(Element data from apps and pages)
*** Begin section ***

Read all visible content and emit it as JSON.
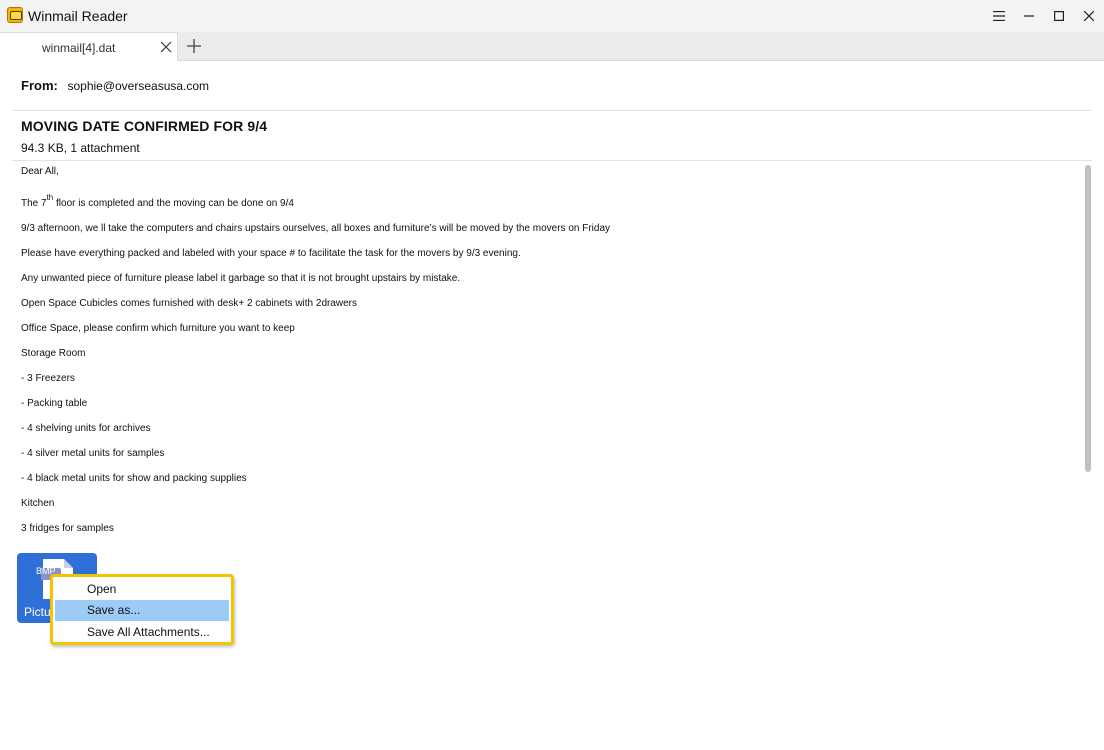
{
  "window": {
    "title": "Winmail Reader",
    "icon": "winmail-app-icon"
  },
  "tabs": [
    {
      "label": "winmail[4].dat",
      "active": true
    }
  ],
  "email": {
    "from_label": "From:",
    "from_value": "sophie@overseasusa.com",
    "subject": "MOVING DATE CONFIRMED FOR 9/4",
    "meta": "94.3 KB, 1 attachment",
    "body": {
      "greeting": "Dear All,",
      "line1_pre": "The 7",
      "line1_sup": "th",
      "line1_post": " floor is completed and the moving can be done on 9/4",
      "line2": "9/3 afternoon, we ll take the computers and chairs upstairs ourselves, all boxes and furniture’s will be moved by the movers on Friday",
      "line3": "Please have everything packed and labeled with your space # to facilitate the task for the movers by 9/3 evening.",
      "line4": "Any unwanted piece of furniture please label it garbage so that it is not brought upstairs by mistake.",
      "line5": "Open Space Cubicles comes furnished with desk+ 2 cabinets with 2drawers",
      "line6": "Office Space, please confirm which furniture you want to keep",
      "line7": "Storage Room",
      "line8": "- 3 Freezers",
      "line9": "- Packing table",
      "line10": "- 4 shelving units for archives",
      "line11": "- 4 silver metal units for samples",
      "line12": "- 4 black metal units for show and packing supplies",
      "line13": "Kitchen",
      "line14": "3 fridges for samples"
    }
  },
  "attachment": {
    "label": "Pictu",
    "type_badge": "BMP"
  },
  "context_menu": {
    "items": [
      {
        "label": "Open",
        "selected": false
      },
      {
        "label": "Save as...",
        "selected": true
      },
      {
        "label": "Save All Attachments...",
        "selected": false
      }
    ]
  },
  "colors": {
    "attachment_tile": "#2f6fd8",
    "menu_highlight": "#9ccbf5",
    "menu_border": "#f4c400"
  }
}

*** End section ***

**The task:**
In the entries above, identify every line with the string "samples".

**Result of the exercise:**
      "line11": "- 4 silver metal units for samples",
      "line14": "3 fridges for samples"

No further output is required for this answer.